*Your assignment:*
The answer is to be all of the data below, reproduced exactly.
####################
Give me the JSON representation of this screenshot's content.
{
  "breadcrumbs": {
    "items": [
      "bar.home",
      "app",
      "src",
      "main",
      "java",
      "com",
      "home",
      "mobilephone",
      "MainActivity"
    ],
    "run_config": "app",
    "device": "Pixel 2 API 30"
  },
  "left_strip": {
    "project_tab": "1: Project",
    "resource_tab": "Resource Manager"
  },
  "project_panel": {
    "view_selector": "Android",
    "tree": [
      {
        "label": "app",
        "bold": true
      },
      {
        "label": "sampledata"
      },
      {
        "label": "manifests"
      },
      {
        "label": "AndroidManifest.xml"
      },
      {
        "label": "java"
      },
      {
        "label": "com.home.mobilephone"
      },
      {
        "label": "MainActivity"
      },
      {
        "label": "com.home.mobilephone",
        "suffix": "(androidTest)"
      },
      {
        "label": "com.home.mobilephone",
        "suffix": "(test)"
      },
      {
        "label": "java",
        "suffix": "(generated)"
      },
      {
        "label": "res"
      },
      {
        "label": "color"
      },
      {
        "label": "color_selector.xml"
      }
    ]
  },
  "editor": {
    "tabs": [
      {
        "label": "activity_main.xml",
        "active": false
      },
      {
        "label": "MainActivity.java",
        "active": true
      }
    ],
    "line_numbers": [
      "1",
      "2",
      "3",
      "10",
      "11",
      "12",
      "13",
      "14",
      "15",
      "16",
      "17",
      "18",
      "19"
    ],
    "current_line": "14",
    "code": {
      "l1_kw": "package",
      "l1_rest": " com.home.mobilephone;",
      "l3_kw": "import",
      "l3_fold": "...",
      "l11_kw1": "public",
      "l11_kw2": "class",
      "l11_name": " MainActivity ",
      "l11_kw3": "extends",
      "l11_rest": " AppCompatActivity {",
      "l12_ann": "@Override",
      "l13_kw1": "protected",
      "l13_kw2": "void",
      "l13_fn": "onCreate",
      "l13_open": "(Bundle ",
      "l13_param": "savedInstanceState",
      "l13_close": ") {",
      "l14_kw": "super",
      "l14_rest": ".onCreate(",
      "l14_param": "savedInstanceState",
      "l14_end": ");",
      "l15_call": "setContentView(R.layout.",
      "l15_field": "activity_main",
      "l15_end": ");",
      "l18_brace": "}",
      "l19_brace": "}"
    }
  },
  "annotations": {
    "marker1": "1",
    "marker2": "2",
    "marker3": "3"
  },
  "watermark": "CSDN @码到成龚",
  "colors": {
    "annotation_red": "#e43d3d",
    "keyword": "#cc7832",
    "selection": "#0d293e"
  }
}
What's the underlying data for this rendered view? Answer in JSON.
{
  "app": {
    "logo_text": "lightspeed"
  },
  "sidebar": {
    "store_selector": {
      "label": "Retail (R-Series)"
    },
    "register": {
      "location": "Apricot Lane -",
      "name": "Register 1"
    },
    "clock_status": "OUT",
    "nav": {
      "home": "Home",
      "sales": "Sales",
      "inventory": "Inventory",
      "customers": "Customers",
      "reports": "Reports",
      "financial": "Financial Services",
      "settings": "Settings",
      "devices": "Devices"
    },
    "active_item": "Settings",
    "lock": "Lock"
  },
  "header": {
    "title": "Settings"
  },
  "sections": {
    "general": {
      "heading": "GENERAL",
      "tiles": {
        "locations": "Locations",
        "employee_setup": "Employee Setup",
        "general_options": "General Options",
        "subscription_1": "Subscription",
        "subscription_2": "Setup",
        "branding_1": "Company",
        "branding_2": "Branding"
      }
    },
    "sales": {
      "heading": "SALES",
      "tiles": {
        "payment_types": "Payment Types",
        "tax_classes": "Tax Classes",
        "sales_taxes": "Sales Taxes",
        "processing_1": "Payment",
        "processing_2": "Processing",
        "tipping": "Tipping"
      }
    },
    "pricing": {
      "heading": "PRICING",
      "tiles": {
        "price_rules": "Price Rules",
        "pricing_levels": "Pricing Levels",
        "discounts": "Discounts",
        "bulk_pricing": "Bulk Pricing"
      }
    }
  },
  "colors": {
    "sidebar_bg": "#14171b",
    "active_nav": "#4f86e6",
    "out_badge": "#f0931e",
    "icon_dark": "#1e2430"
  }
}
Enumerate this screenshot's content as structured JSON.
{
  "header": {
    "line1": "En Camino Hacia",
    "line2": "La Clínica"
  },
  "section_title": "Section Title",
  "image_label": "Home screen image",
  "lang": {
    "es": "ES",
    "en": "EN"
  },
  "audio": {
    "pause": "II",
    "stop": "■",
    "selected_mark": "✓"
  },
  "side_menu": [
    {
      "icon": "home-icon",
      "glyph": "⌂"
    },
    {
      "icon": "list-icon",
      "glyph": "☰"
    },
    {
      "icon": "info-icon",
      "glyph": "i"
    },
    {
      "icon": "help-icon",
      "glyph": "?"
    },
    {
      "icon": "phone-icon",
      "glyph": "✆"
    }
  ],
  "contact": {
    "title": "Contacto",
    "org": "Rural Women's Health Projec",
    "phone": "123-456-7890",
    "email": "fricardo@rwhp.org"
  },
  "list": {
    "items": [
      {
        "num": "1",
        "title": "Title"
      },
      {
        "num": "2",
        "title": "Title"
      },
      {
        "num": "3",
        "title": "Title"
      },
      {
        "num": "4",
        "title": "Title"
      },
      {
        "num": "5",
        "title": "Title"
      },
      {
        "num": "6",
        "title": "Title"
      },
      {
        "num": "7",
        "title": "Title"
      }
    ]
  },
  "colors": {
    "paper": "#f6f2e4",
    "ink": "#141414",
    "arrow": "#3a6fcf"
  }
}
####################
*Solved exercise:*
Give me the JSON representation of this screenshot's content.
{
  "breadcrumbs": {
    "items": [
      "bar.home",
      "app",
      "src",
      "main",
      "java",
      "com",
      "home",
      "mobilephone",
      "MainActivity"
    ],
    "run_config": "app",
    "device": "Pixel 2 API 30"
  },
  "left_strip": {
    "project_tab": "1: Project",
    "resource_tab": "Resource Manager"
  },
  "project_panel": {
    "view_selector": "Android",
    "tree": [
      {
        "label": "app",
        "bold": true
      },
      {
        "label": "sampledata"
      },
      {
        "label": "manifests"
      },
      {
        "label": "AndroidManifest.xml"
      },
      {
        "label": "java"
      },
      {
        "label": "com.home.mobilephone"
      },
      {
        "label": "MainActivity"
      },
      {
        "label": "com.home.mobilephone",
        "suffix": "(androidTest)"
      },
      {
        "label": "com.home.mobilephone",
        "suffix": "(test)"
      },
      {
        "label": "java",
        "suffix": "(generated)"
      },
      {
        "label": "res"
      },
      {
        "label": "color"
      },
      {
        "label": "color_selector.xml"
      }
    ]
  },
  "editor": {
    "tabs": [
      {
        "label": "activity_main.xml",
        "active": false
      },
      {
        "label": "MainActivity.java",
        "active": true
      }
    ],
    "line_numbers": [
      "1",
      "2",
      "3",
      "10",
      "11",
      "12",
      "13",
      "14",
      "15",
      "16",
      "17",
      "18",
      "19"
    ],
    "current_line": "14",
    "code": {
      "l1_kw": "package",
      "l1_rest": " com.home.mobilephone;",
      "l3_kw": "import",
      "l3_fold": "...",
      "l11_kw1": "public",
      "l11_kw2": "class",
      "l11_name": " MainActivity ",
      "l11_kw3": "extends",
      "l11_rest": " AppCompatActivity {",
      "l12_ann": "@Override",
      "l13_kw1": "protected",
      "l13_kw2": "void",
      "l13_fn": "onCreate",
      "l13_open": "(Bundle ",
      "l13_param": "savedInstanceState",
      "l13_close": ") {",
      "l14_kw": "super",
      "l14_rest": ".onCreate(",
      "l14_param": "savedInstanceState",
      "l14_end": ");",
      "l15_call": "setContentView(R.layout.",
      "l15_field": "activity_main",
      "l15_end": ");",
      "l18_brace": "}",
      "l19_brace": "}"
    }
  },
  "annotations": {
    "marker1": "1",
    "marker2": "2",
    "marker3": "3"
  },
  "watermark": "CSDN @码到成龚",
  "colors": {
    "annotation_red": "#e43d3d",
    "keyword": "#cc7832",
    "selection": "#0d293e"
  }
}
What's the underlying data for this rendered view? Answer in JSON.
{
  "app": {
    "logo_text": "lightspeed"
  },
  "sidebar": {
    "store_selector": {
      "label": "Retail (R-Series)"
    },
    "register": {
      "location": "Apricot Lane -",
      "name": "Register 1"
    },
    "clock_status": "OUT",
    "nav": {
      "home": "Home",
      "sales": "Sales",
      "inventory": "Inventory",
      "customers": "Customers",
      "reports": "Reports",
      "financial": "Financial Services",
      "settings": "Settings",
      "devices": "Devices"
    },
    "active_item": "Settings",
    "lock": "Lock"
  },
  "header": {
    "title": "Settings"
  },
  "sections": {
    "general": {
      "heading": "GENERAL",
      "tiles": {
        "locations": "Locations",
        "employee_setup": "Employee Setup",
        "general_options": "General Options",
        "subscription_1": "Subscription",
        "subscription_2": "Setup",
        "branding_1": "Company",
        "branding_2": "Branding"
      }
    },
    "sales": {
      "heading": "SALES",
      "tiles": {
        "payment_types": "Payment Types",
        "tax_classes": "Tax Classes",
        "sales_taxes": "Sales Taxes",
        "processing_1": "Payment",
        "processing_2": "Processing",
        "tipping": "Tipping"
      }
    },
    "pricing": {
      "heading": "PRICING",
      "tiles": {
        "price_rules": "Price Rules",
        "pricing_levels": "Pricing Levels",
        "discounts": "Discounts",
        "bulk_pricing": "Bulk Pricing"
      }
    }
  },
  "colors": {
    "sidebar_bg": "#14171b",
    "active_nav": "#4f86e6",
    "out_badge": "#f0931e",
    "icon_dark": "#1e2430"
  }
}
Enumerate this screenshot's content as structured JSON.
{
  "header": {
    "line1": "En Camino Hacia",
    "line2": "La Clínica"
  },
  "section_title": "Section Title",
  "image_label": "Home screen image",
  "lang": {
    "es": "ES",
    "en": "EN"
  },
  "audio": {
    "pause": "II",
    "stop": "■",
    "selected_mark": "✓"
  },
  "side_menu": [
    {
      "icon": "home-icon",
      "glyph": "⌂"
    },
    {
      "icon": "list-icon",
      "glyph": "☰"
    },
    {
      "icon": "info-icon",
      "glyph": "i"
    },
    {
      "icon": "help-icon",
      "glyph": "?"
    },
    {
      "icon": "phone-icon",
      "glyph": "✆"
    }
  ],
  "contact": {
    "title": "Contacto",
    "org": "Rural Women's Health Projec",
    "phone": "123-456-7890",
    "email": "fricardo@rwhp.org"
  },
  "list": {
    "items": [
      {
        "num": "1",
        "title": "Title"
      },
      {
        "num": "2",
        "title": "Title"
      },
      {
        "num": "3",
        "title": "Title"
      },
      {
        "num": "4",
        "title": "Title"
      },
      {
        "num": "5",
        "title": "Title"
      },
      {
        "num": "6",
        "title": "Title"
      },
      {
        "num": "7",
        "title": "Title"
      }
    ]
  },
  "colors": {
    "paper": "#f6f2e4",
    "ink": "#141414",
    "arrow": "#3a6fcf"
  }
}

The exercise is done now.